Posts: n/a

 08-09-2006
Chris wrote:
> This is an ill-defined question, but here goes:
>
> My app uses lots of int arrays. We usually don't know how large the
> array will ultimately be when we first start populating it. So we grow
> the array as necessary, which involves creating a new, larger array and
> copying the data over from the old one.
>
> The question is, when we create a larger array, how large should it be?
> Assume that all arrays will eventually grow to a random size, unknowable
> in advance. Assume also that we want to optimize for both memory and speed.
>
> At one extreme, we could grow each array an element at a time, that is,
> the new size would be the old size + 1. This is memory efficient, but
> slow and generates a lot of garbage. At the other extreme, we could
> allocate huge arrays at the beginning and double them each time we
> needed more space. This would be fast because we would seldom need to
> extend the arrays, but very memory inefficient.
>

you could implement the List interface over a linked list
of blocks of (say) 1000 objects each.

This structure can be grown without garbage or cpu load.

Random access on such a structure (in this instance)
space overhead is 1000 times lower than a pure list.

Clearly an iterator would be very efficient.

BugBear

Chris Uppal
Guest
Posts: n/a

 08-09-2006
Chris wrote:

> Assume that all arrays will eventually grow to a random size, unknowable
> in advance. Assume also that we want to optimize for both memory and
> speed.

Under those assumptions the problem is insoluble. Unless you have, at minimum,
some knowledge of the statistical distribution of final sizes, you cannot
optimise for both space and speed simultaneously.

-- chris

Robert Klemme
Guest
Posts: n/a

 08-09-2006
On 09.08.2006 11:36, Chris Uppal wrote:
> Chris wrote:
>
>> Assume that all arrays will eventually grow to a random size, unknowable
>> in advance. Assume also that we want to optimize for both memory and
>> speed.

>
> Under those assumptions the problem is insoluble. Unless you have, at minimum,
> some knowledge of the statistical distribution of final sizes, you cannot
> optimise for both space and speed simultaneously.

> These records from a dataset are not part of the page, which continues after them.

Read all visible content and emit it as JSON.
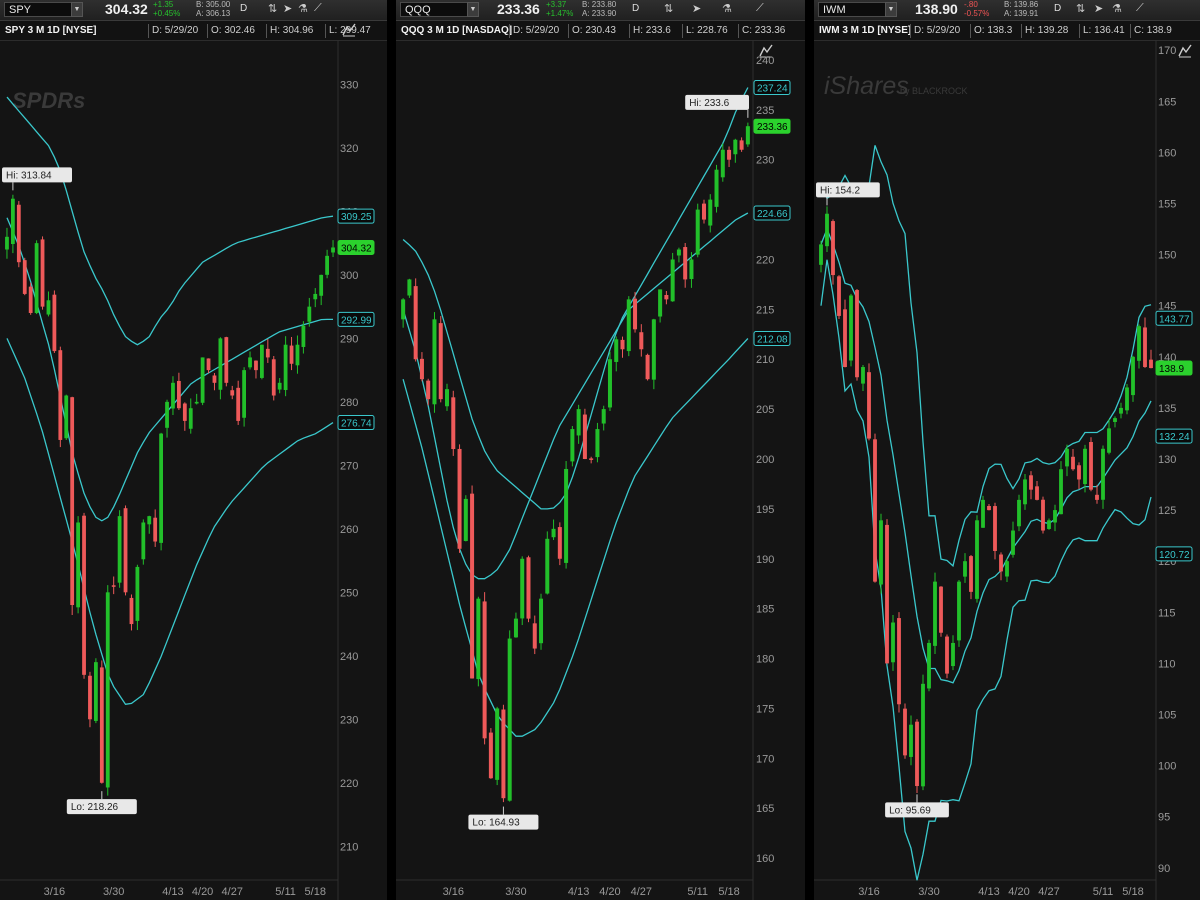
{
  "colors": {
    "up": "#22c02a",
    "down": "#ee5a5a",
    "band": "#3ac8cc",
    "bg": "#141414",
    "axis_text": "#9a9a9a"
  },
  "panels": [
    {
      "symbol": "SPY",
      "last": "304.32",
      "change": "+1.35",
      "change_pct": "+0.45%",
      "bid": "B: 305.00",
      "ask": "A: 306.13",
      "aggregation": "D",
      "title": "SPY 3 M 1D [NYSE]",
      "date": "D: 5/29/20",
      "open": "O: 302.46",
      "high": "H: 304.96",
      "low": "L: 299.47",
      "logo": "SPDRs",
      "hi_label": "Hi: 313.84",
      "lo_label": "Lo: 218.26",
      "price_badges": [
        {
          "value": "309.25",
          "type": "band"
        },
        {
          "value": "304.32",
          "type": "last"
        },
        {
          "value": "292.99",
          "type": "band"
        },
        {
          "value": "276.74",
          "type": "band"
        }
      ]
    },
    {
      "symbol": "QQQ",
      "last": "233.36",
      "change": "+3.37",
      "change_pct": "+1.47%",
      "bid": "B: 233.80",
      "ask": "A: 233.90",
      "aggregation": "D",
      "title": "QQQ 3 M 1D [NASDAQ]",
      "date": "D: 5/29/20",
      "open": "O: 230.43",
      "high": "H: 233.6",
      "low": "L: 228.76",
      "close": "C: 233.36",
      "hi_label": "Hi: 233.6",
      "lo_label": "Lo: 164.93",
      "price_badges": [
        {
          "value": "237.24",
          "type": "band"
        },
        {
          "value": "233.36",
          "type": "last"
        },
        {
          "value": "224.66",
          "type": "band"
        },
        {
          "value": "212.08",
          "type": "band"
        }
      ]
    },
    {
      "symbol": "IWM",
      "last": "138.90",
      "change": "-.80",
      "change_pct": "-0.57%",
      "bid": "B: 139.86",
      "ask": "A: 139.91",
      "aggregation": "D",
      "title": "IWM 3 M 1D [NYSE]",
      "date": "D: 5/29/20",
      "open": "O: 138.3",
      "high": "H: 139.28",
      "low": "L: 136.41",
      "close": "C: 138.9",
      "logo": "iShares",
      "logo_sub": "by BLACKROCK",
      "hi_label": "Hi: 154.2",
      "lo_label": "Lo: 95.69",
      "price_badges": [
        {
          "value": "143.77",
          "type": "band"
        },
        {
          "value": "138.9",
          "type": "last"
        },
        {
          "value": "132.24",
          "type": "band"
        },
        {
          "value": "120.72",
          "type": "band"
        }
      ]
    }
  ],
  "chart_data": [
    {
      "type": "candlestick",
      "title": "SPY 3 M 1D [NYSE]",
      "x_ticks": [
        "3/16",
        "3/30",
        "4/13",
        "4/20",
        "4/27",
        "5/11",
        "5/18"
      ],
      "x_tick_index": [
        8,
        18,
        28,
        33,
        38,
        47,
        52
      ],
      "y_ticks": [
        210,
        220,
        230,
        240,
        250,
        260,
        270,
        280,
        290,
        300,
        310,
        320,
        330
      ],
      "ylim": [
        205,
        337
      ],
      "n_bars": 56,
      "close": [
        306,
        312,
        302,
        297,
        294,
        305,
        295,
        296,
        288,
        274,
        281,
        248,
        261,
        237,
        230,
        239,
        220,
        250,
        251,
        262,
        250,
        245,
        254,
        261,
        262,
        258,
        275,
        280,
        283,
        279,
        277,
        279,
        280,
        287,
        285,
        283,
        290,
        283,
        281,
        277,
        285,
        287,
        285,
        289,
        287,
        281,
        283,
        289,
        286,
        289,
        292,
        295,
        297,
        300,
        303,
        304.32
      ],
      "upper_band": [
        328,
        326,
        324,
        322,
        320,
        316,
        310,
        304,
        300,
        297,
        293,
        290,
        289,
        290,
        293,
        295,
        298,
        300,
        302,
        303,
        304,
        305,
        305.5,
        306,
        306.5,
        307,
        307.5,
        308,
        308.5,
        309,
        309.25
      ],
      "middle_band": [
        309,
        305,
        300,
        294,
        288,
        280,
        272,
        266,
        262,
        261,
        264,
        268,
        272,
        275,
        277,
        279,
        281,
        283,
        284,
        285,
        286,
        287,
        288,
        289,
        290,
        291,
        291.5,
        292,
        292.5,
        293,
        292.99
      ],
      "lower_band": [
        290,
        284,
        276,
        266,
        256,
        245,
        236,
        232,
        234,
        240,
        247,
        254,
        260,
        264,
        267,
        270,
        272,
        274,
        275,
        276.74
      ]
    },
    {
      "type": "candlestick",
      "title": "QQQ 3 M 1D [NASDAQ]",
      "x_ticks": [
        "3/16",
        "3/30",
        "4/13",
        "4/20",
        "4/27",
        "5/11",
        "5/18"
      ],
      "x_tick_index": [
        8,
        18,
        28,
        33,
        38,
        47,
        52
      ],
      "y_ticks": [
        160,
        165,
        170,
        175,
        180,
        185,
        190,
        195,
        200,
        205,
        210,
        215,
        220,
        225,
        230,
        235,
        240
      ],
      "ylim": [
        158,
        242
      ],
      "n_bars": 56,
      "close": [
        216,
        218,
        210,
        208,
        206,
        214,
        206,
        207,
        201,
        191,
        196,
        178,
        186,
        172,
        168,
        175,
        166,
        182,
        184,
        190,
        184,
        181,
        186,
        192,
        193,
        190,
        199,
        203,
        205,
        200,
        200,
        203,
        205,
        210,
        212,
        211,
        216,
        213,
        211,
        208,
        214,
        217,
        216,
        220,
        221,
        218,
        220,
        225,
        224,
        226,
        229,
        231,
        230,
        232,
        231,
        233.36
      ],
      "upper_band": [
        222,
        221,
        219,
        216,
        212,
        208,
        204,
        201,
        199,
        198,
        197,
        196,
        195,
        195,
        196,
        199,
        203,
        207,
        211,
        214,
        216,
        218,
        220,
        222,
        224,
        226,
        228,
        230,
        232,
        235,
        237.24
      ],
      "middle_band": [
        215,
        211,
        206,
        200,
        194,
        190,
        188,
        188,
        189,
        191,
        194,
        197,
        200,
        203,
        205,
        207,
        209,
        211,
        213,
        215,
        216,
        217,
        218,
        219,
        220,
        221,
        222,
        223,
        224,
        224.66
      ],
      "lower_band": [
        208,
        201,
        193,
        185,
        178,
        174,
        172,
        173,
        176,
        181,
        187,
        193,
        198,
        201,
        204,
        206,
        208,
        210,
        212.08
      ]
    },
    {
      "type": "candlestick",
      "title": "IWM 3 M 1D [NYSE]",
      "x_ticks": [
        "3/16",
        "3/30",
        "4/13",
        "4/20",
        "4/27",
        "5/11",
        "5/18"
      ],
      "x_tick_index": [
        8,
        18,
        28,
        33,
        38,
        47,
        52
      ],
      "y_ticks": [
        90,
        95,
        100,
        105,
        110,
        115,
        120,
        125,
        130,
        135,
        140,
        145,
        150,
        155,
        160,
        165,
        170
      ],
      "ylim": [
        89,
        171
      ],
      "n_bars": 56,
      "close": [
        151,
        154,
        148,
        144,
        139,
        146,
        138,
        139,
        132,
        118,
        124,
        110,
        114,
        106,
        101,
        104,
        98,
        108,
        112,
        118,
        113,
        109,
        112,
        118,
        120,
        117,
        124,
        126,
        125,
        121,
        119,
        120,
        123,
        126,
        128,
        127,
        126,
        123,
        124,
        125,
        129,
        131,
        129,
        128,
        131,
        127,
        126,
        131,
        133,
        134,
        135,
        137,
        140,
        143,
        139,
        138.9
      ]
    }
  ]
}
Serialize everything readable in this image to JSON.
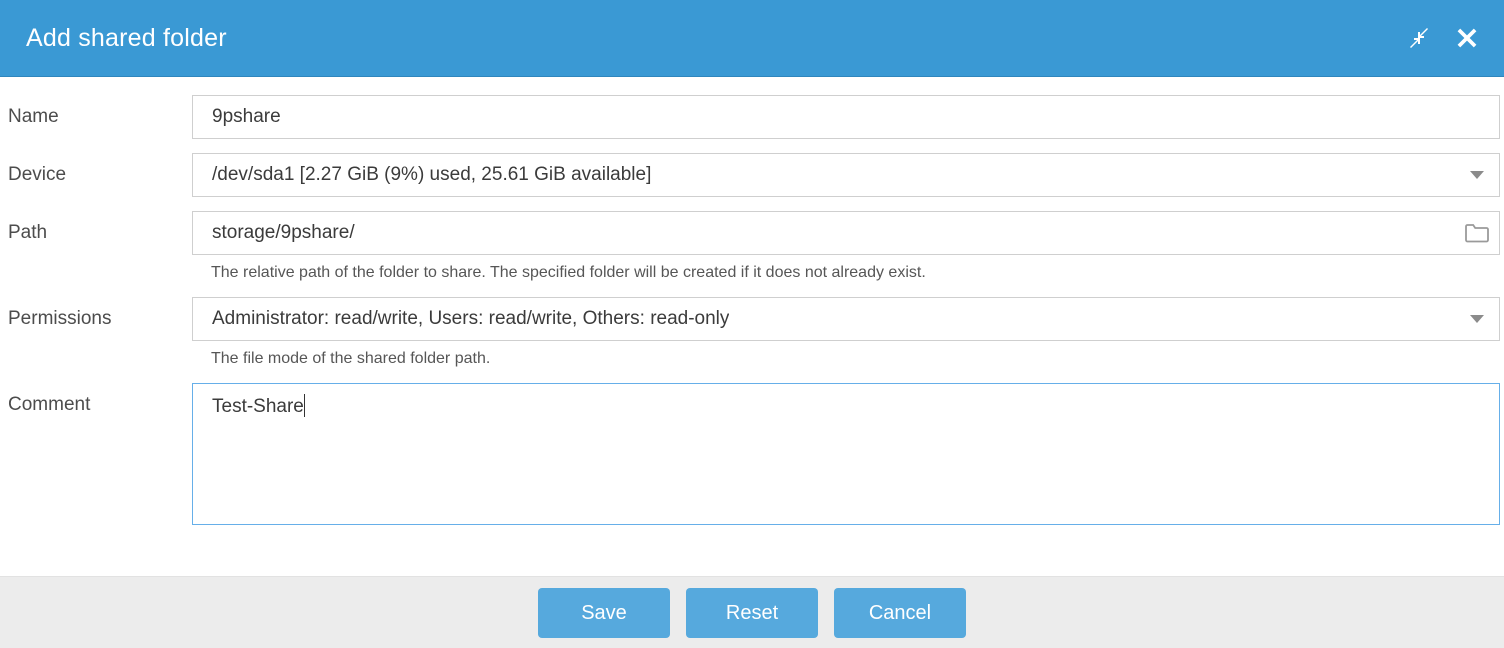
{
  "header": {
    "title": "Add shared folder",
    "icons": [
      {
        "name": "collapse-icon",
        "label": "Collapse"
      },
      {
        "name": "close-icon",
        "label": "Close"
      }
    ]
  },
  "form": {
    "name": {
      "label": "Name",
      "value": "9pshare",
      "placeholder": ""
    },
    "device": {
      "label": "Device",
      "value": "/dev/sda1 [2.27 GiB (9%) used, 25.61 GiB available]",
      "options": [
        "/dev/sda1 [2.27 GiB (9%) used, 25.61 GiB available]"
      ]
    },
    "path": {
      "label": "Path",
      "value": "storage/9pshare/",
      "hint": "The relative path of the folder to share. The specified folder will be created if it does not already exist."
    },
    "permissions": {
      "label": "Permissions",
      "value": "Administrator: read/write, Users: read/write, Others: read-only",
      "hint": "The file mode of the shared folder path.",
      "options": [
        "Administrator: read/write, Users: read/write, Others: read-only"
      ]
    },
    "comment": {
      "label": "Comment",
      "value": "Test-Share",
      "placeholder": ""
    }
  },
  "footer": {
    "save_label": "Save",
    "reset_label": "Reset",
    "cancel_label": "Cancel"
  },
  "colors": {
    "header_blue": "#3a99d4",
    "button_blue": "#56a9dd",
    "footer_gray": "#ececec",
    "focus_border": "#66afe9",
    "field_border": "#cfcfcf"
  }
}
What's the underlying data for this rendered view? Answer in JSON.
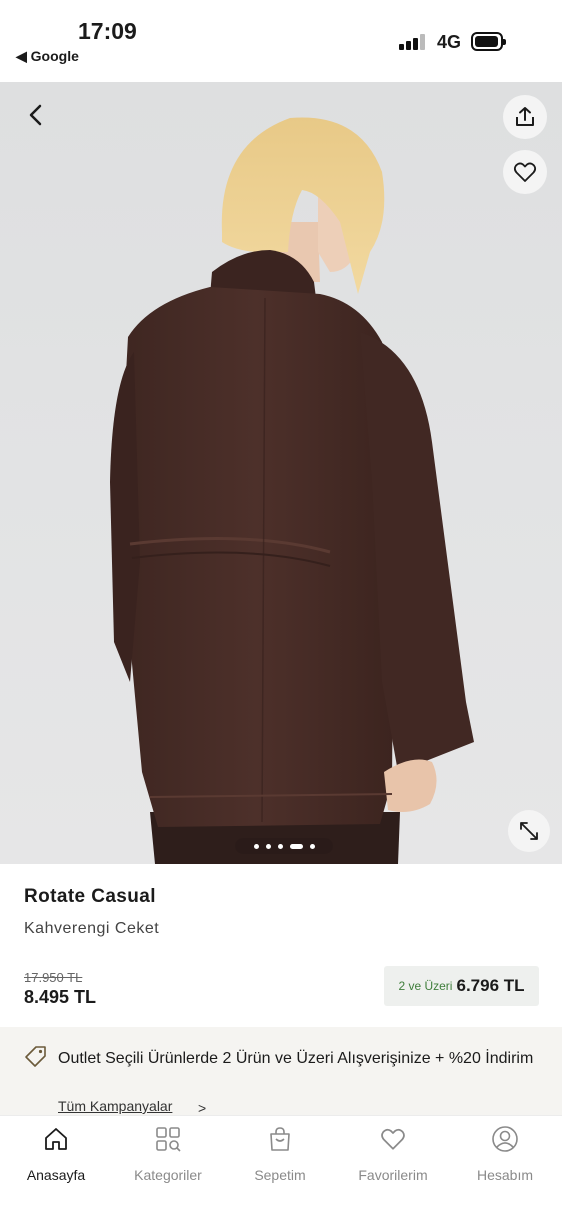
{
  "status_bar": {
    "time": "17:09",
    "back_app": "◀ Google",
    "network": "4G"
  },
  "gallery": {
    "image_subject": "woman-in-brown-jacket-back-view",
    "dot_count": 5,
    "active_dot": 3
  },
  "product": {
    "brand": "Rotate Casual",
    "name": "Kahverengi Ceket",
    "old_price": "17.950 TL",
    "price": "8.495 TL",
    "deal_label": "2 ve Üzeri",
    "deal_price": "6.796 TL"
  },
  "campaign": {
    "text": "Outlet Seçili Ürünlerde 2 Ürün ve Üzeri Alışverişinize + %20 İndirim",
    "link": "Tüm Kampanyalar",
    "link_arrow": ">"
  },
  "nav": {
    "home": "Anasayfa",
    "categories": "Kategoriler",
    "cart": "Sepetim",
    "favorites": "Favorilerim",
    "account": "Hesabım"
  },
  "colors": {
    "accent_green": "#3e7d3a",
    "jacket_brown": "#4a2e28",
    "campaign_bg": "#f5f4f1"
  }
}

Just to throw in another idea, a BitSet could be an efficient solution
as well - but this of course depends on semantics and usage pattersn.
Just my 0.02EUR...

Kind regards

robert